Task to carry out ▸ When the string "label" occurs in a line of the records, show that line.

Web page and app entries
***
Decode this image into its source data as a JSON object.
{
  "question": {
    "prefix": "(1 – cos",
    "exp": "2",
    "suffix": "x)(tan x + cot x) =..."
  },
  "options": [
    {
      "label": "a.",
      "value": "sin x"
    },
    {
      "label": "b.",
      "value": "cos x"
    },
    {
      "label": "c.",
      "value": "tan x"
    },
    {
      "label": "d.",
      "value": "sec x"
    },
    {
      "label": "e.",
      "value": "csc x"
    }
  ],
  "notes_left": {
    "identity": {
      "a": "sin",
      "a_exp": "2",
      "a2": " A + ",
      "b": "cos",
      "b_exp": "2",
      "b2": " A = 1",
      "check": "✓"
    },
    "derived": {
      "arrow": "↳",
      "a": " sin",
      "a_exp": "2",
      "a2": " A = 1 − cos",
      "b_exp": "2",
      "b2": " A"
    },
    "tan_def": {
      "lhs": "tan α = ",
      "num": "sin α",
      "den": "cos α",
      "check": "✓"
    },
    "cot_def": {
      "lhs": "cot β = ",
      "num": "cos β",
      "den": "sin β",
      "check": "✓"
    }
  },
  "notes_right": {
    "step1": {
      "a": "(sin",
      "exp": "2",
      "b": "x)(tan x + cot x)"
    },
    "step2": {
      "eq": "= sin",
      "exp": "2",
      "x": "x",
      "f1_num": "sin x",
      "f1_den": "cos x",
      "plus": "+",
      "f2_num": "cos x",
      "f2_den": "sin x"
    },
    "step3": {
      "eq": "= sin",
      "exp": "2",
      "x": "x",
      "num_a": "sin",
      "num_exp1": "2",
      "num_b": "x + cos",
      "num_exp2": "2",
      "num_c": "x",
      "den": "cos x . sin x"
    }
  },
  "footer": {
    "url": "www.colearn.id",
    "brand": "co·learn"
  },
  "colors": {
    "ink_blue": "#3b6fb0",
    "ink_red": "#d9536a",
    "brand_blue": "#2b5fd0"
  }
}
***
Exercise answer ▸
      "label": "a.",
      "label": "b.",
      "label": "c.",
      "label": "d.",
      "label": "e.",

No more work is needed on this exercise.